Records from a data collection ->
- - - -

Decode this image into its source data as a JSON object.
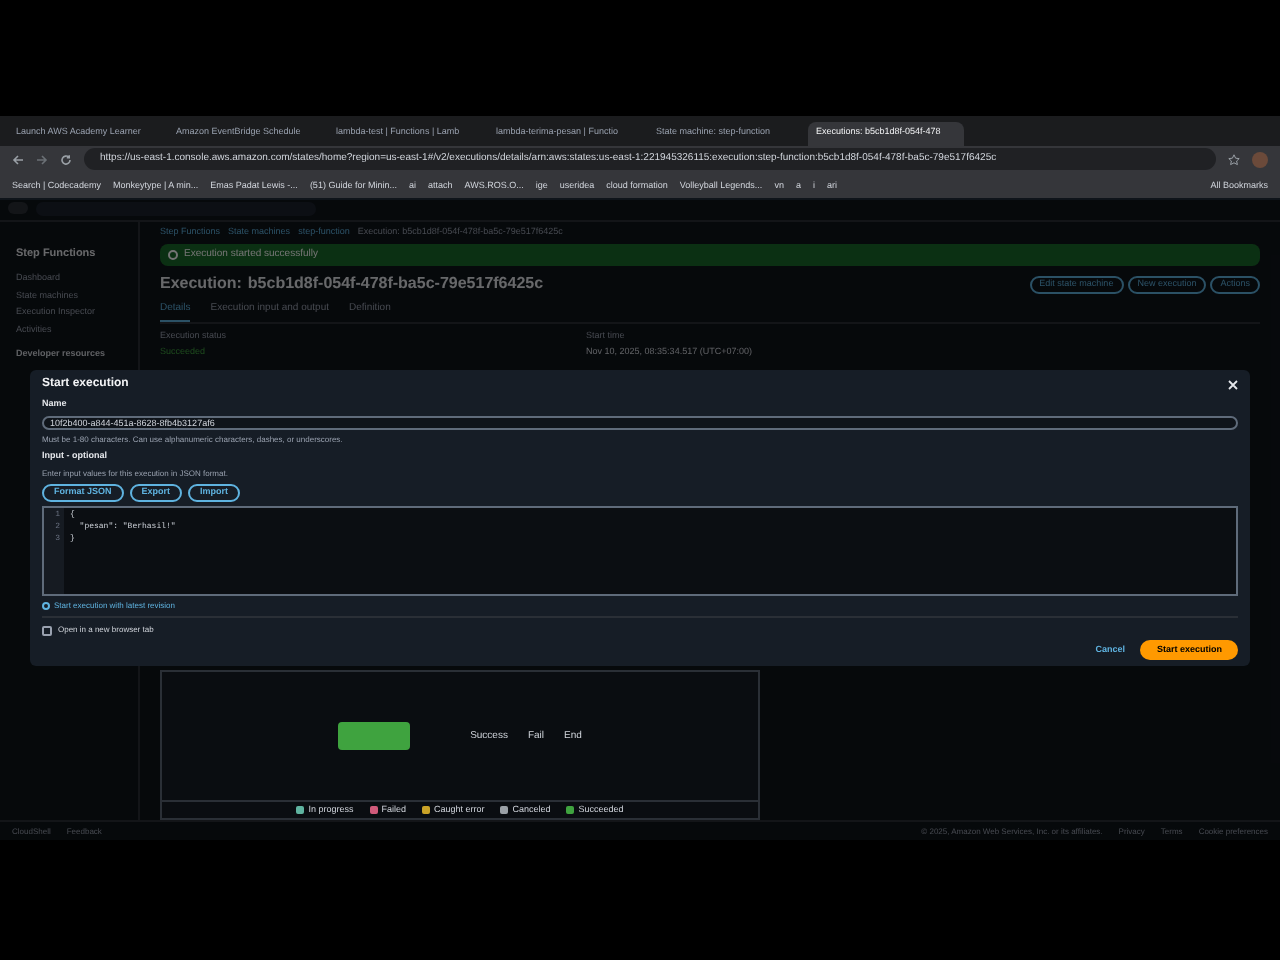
{
  "browser": {
    "tabs": [
      {
        "label": "Launch AWS Academy Learner",
        "selected": false
      },
      {
        "label": "Amazon EventBridge Schedule",
        "selected": false
      },
      {
        "label": "lambda-test | Functions | Lamb",
        "selected": false
      },
      {
        "label": "lambda-terima-pesan | Functio",
        "selected": false
      },
      {
        "label": "State machine: step-function",
        "selected": false
      },
      {
        "label": "Executions: b5cb1d8f-054f-478",
        "selected": true
      }
    ],
    "url": "https://us-east-1.console.aws.amazon.com/states/home?region=us-east-1#/v2/executions/details/arn:aws:states:us-east-1:221945326115:execution:step-function:b5cb1d8f-054f-478f-ba5c-79e517f6425c",
    "bookmarks": [
      "Search | Codecademy",
      "Monkeytype | A min...",
      "Emas Padat Lewis -...",
      "(51) Guide for Minin...",
      "ai",
      "attach",
      "AWS.ROS.O...",
      "ige",
      "useridea",
      "cloud formation",
      "Volleyball Legends...",
      "vn",
      "a",
      "i",
      "ari"
    ],
    "all_bookmarks": "All Bookmarks"
  },
  "console": {
    "breadcrumbs": [
      "Step Functions",
      "State machines",
      "step-function",
      "Execution: b5cb1d8f-054f-478f-ba5c-79e517f6425c"
    ],
    "sidebar": {
      "title": "Step Functions",
      "items": [
        "Dashboard",
        "State machines",
        "Execution Inspector",
        "Activities"
      ],
      "section": "Developer resources"
    },
    "banner": "Execution started successfully",
    "heading_label": "Execution:",
    "heading_id": "b5cb1d8f-054f-478f-ba5c-79e517f6425c",
    "actions": [
      "Edit state machine",
      "New execution",
      "Actions"
    ],
    "tabs": [
      {
        "label": "Details",
        "selected": true
      },
      {
        "label": "Execution input and output",
        "selected": false
      },
      {
        "label": "Definition",
        "selected": false
      }
    ],
    "status_label": "Execution status",
    "status": "Succeeded",
    "start_label": "Start time",
    "start_value": "Nov 10, 2025, 08:35:34.517 (UTC+07:00)",
    "graph_nodes": [
      "Success",
      "Fail",
      "End"
    ],
    "legend": [
      {
        "label": "In progress",
        "color": "#5fb3a0"
      },
      {
        "label": "Failed",
        "color": "#d05a7a"
      },
      {
        "label": "Caught error",
        "color": "#c9a227"
      },
      {
        "label": "Canceled",
        "color": "#9aa0a6"
      },
      {
        "label": "Succeeded",
        "color": "#3fa33f"
      }
    ],
    "footer_left": [
      "CloudShell",
      "Feedback"
    ],
    "footer_right": [
      "© 2025, Amazon Web Services, Inc. or its affiliates.",
      "Privacy",
      "Terms",
      "Cookie preferences"
    ]
  },
  "modal": {
    "title": "Start execution",
    "name_label": "Name",
    "name_value": "10f2b400-a844-451a-8628-8fb4b3127af6",
    "name_hint": "Must be 1-80 characters. Can use alphanumeric characters, dashes, or underscores.",
    "input_label": "Input - optional",
    "input_hint": "Enter input values for this execution in JSON format.",
    "input_buttons": [
      "Format JSON",
      "Export",
      "Import"
    ],
    "code": [
      {
        "number": "1",
        "text": "{"
      },
      {
        "number": "2",
        "text": "  \"pesan\": \"Berhasil!\""
      },
      {
        "number": "3",
        "text": "}"
      }
    ],
    "revision_link": "Start execution with latest revision",
    "new_tab": {
      "label": "Open in a new browser tab",
      "checked": false
    },
    "cancel": "Cancel",
    "submit": "Start execution"
  }
}
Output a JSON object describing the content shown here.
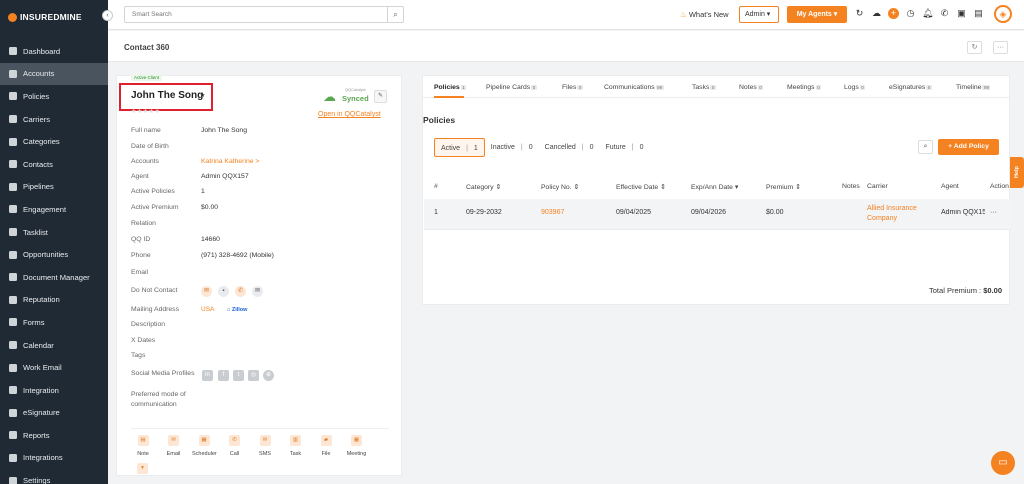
{
  "app": {
    "logo_text": "INSUREDMINE"
  },
  "sidebar": {
    "items": [
      {
        "label": "Dashboard",
        "icon": "dashboard-icon"
      },
      {
        "label": "Accounts",
        "icon": "accounts-icon",
        "active": true
      },
      {
        "label": "Policies",
        "icon": "policies-icon"
      },
      {
        "label": "Carriers",
        "icon": "carriers-icon"
      },
      {
        "label": "Categories",
        "icon": "categories-icon"
      },
      {
        "label": "Contacts",
        "icon": "contacts-icon"
      },
      {
        "label": "Pipelines",
        "icon": "pipelines-icon"
      },
      {
        "label": "Engagement",
        "icon": "engagement-icon"
      },
      {
        "label": "Tasklist",
        "icon": "tasklist-icon"
      },
      {
        "label": "Opportunities",
        "icon": "opportunities-icon"
      },
      {
        "label": "Document Manager",
        "icon": "document-manager-icon"
      },
      {
        "label": "Reputation",
        "icon": "reputation-icon"
      },
      {
        "label": "Forms",
        "icon": "forms-icon"
      },
      {
        "label": "Calendar",
        "icon": "calendar-icon"
      },
      {
        "label": "Work Email",
        "icon": "work-email-icon"
      },
      {
        "label": "Integration",
        "icon": "integration-icon"
      },
      {
        "label": "eSignature",
        "icon": "esignature-icon"
      },
      {
        "label": "Reports",
        "icon": "reports-icon"
      },
      {
        "label": "Integrations",
        "icon": "integrations-icon"
      },
      {
        "label": "Settings",
        "icon": "settings-icon"
      }
    ]
  },
  "topbar": {
    "search_placeholder": "Smart Search",
    "whats_new": "What's New",
    "admin_select": "Admin",
    "my_agents": "My Agents"
  },
  "page": {
    "title": "Contact 360"
  },
  "contact": {
    "status_badge": "Active Client",
    "name": "John The Song",
    "sync_sub": "QQCatalyst",
    "sync_status": "Synced",
    "open_link": "Open in QQCatalyst",
    "fields": [
      {
        "label": "Full name",
        "value": "John The Song"
      },
      {
        "label": "Date of Birth",
        "value": ""
      },
      {
        "label": "Accounts",
        "value": "Katrina Katherine >",
        "link": true
      },
      {
        "label": "Agent",
        "value": "Admin QQX157"
      },
      {
        "label": "Active Policies",
        "value": "1"
      },
      {
        "label": "Active Premium",
        "value": "$0.00"
      },
      {
        "label": "Relation",
        "value": ""
      },
      {
        "label": "QQ ID",
        "value": "14660"
      },
      {
        "label": "Phone",
        "value": "(971) 328-4692 (Mobile)"
      },
      {
        "label": "Email",
        "value": ""
      },
      {
        "label": "Do Not Contact",
        "value": ""
      },
      {
        "label": "Mailing Address",
        "value": ""
      },
      {
        "label": "Description",
        "value": ""
      },
      {
        "label": "X Dates",
        "value": ""
      },
      {
        "label": "Tags",
        "value": ""
      },
      {
        "label": "Social Media Profiles",
        "value": ""
      }
    ],
    "mailing_country": "USA",
    "zillow": "Zillow",
    "preferred_mode_label": "Preferred mode of communication",
    "actions": [
      "Note",
      "Email",
      "Scheduler",
      "Call",
      "SMS",
      "Task",
      "File",
      "Meeting"
    ]
  },
  "tabs": [
    {
      "label": "Policies",
      "count": "1"
    },
    {
      "label": "Pipeline Cards",
      "count": "0"
    },
    {
      "label": "Files",
      "count": "0"
    },
    {
      "label": "Communications",
      "count": "99"
    },
    {
      "label": "Tasks",
      "count": "0"
    },
    {
      "label": "Notes",
      "count": "0"
    },
    {
      "label": "Meetings",
      "count": "0"
    },
    {
      "label": "Logs",
      "count": "0"
    },
    {
      "label": "eSignatures",
      "count": "0"
    },
    {
      "label": "Timeline",
      "count": "99"
    }
  ],
  "policies": {
    "section_title": "Policies",
    "filters": [
      {
        "label": "Active",
        "count": "1"
      },
      {
        "label": "Inactive",
        "count": "0"
      },
      {
        "label": "Cancelled",
        "count": "0"
      },
      {
        "label": "Future",
        "count": "0"
      }
    ],
    "add_button": "+ Add Policy",
    "columns": [
      "#",
      "Category",
      "Policy No.",
      "Effective Date",
      "Exp/Ann Date",
      "Premium",
      "Notes",
      "Carrier",
      "Agent",
      "Action"
    ],
    "rows": [
      {
        "num": "1",
        "category": "09-29-2032",
        "policy_no": "903967",
        "effective": "09/04/2025",
        "expiry": "09/04/2026",
        "premium": "$0.00",
        "notes": "",
        "carrier": "Allied Insurance Company",
        "agent": "Admin QQX157",
        "action": "···"
      }
    ],
    "total_label": "Total Premium :",
    "total_value": "$0.00"
  },
  "help_label": "Help",
  "colors": {
    "accent": "#f58220",
    "sidebar": "#1f2a35",
    "highlight_box": "#e0202c"
  }
}
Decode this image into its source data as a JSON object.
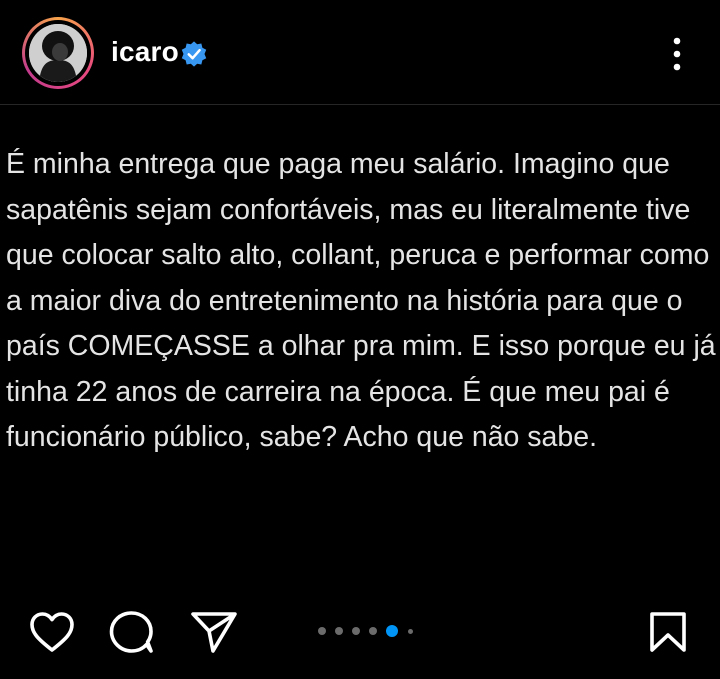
{
  "post": {
    "username": "icaro",
    "verified": true,
    "caption": "É minha entrega que paga meu salário. Imagino que sapatênis sejam confortáveis, mas eu literalmente tive que colocar salto alto, collant, peruca e performar como a maior diva do entretenimento na história para que o país COMEÇASSE a olhar pra mim. E isso porque eu já tinha 22 anos de carreira na época. É que meu pai é funcionário público, sabe? Acho que não sabe.",
    "carousel": {
      "total": 6,
      "active_index": 4
    }
  },
  "icons": {
    "avatar": "avatar",
    "verified": "verified-badge-icon",
    "more": "more-vertical-icon",
    "like": "heart-icon",
    "comment": "comment-icon",
    "share": "send-icon",
    "save": "bookmark-icon"
  },
  "colors": {
    "background": "#000000",
    "text": "#e4e4e4",
    "verified": "#3897f0",
    "active_dot": "#0095f6",
    "inactive_dot": "#6b6b6b"
  }
}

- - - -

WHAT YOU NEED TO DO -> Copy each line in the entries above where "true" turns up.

WRITTEN ANSWER ->
        "selected": true
        "selected": true
        "active": true
        "link": true
    "verified": true,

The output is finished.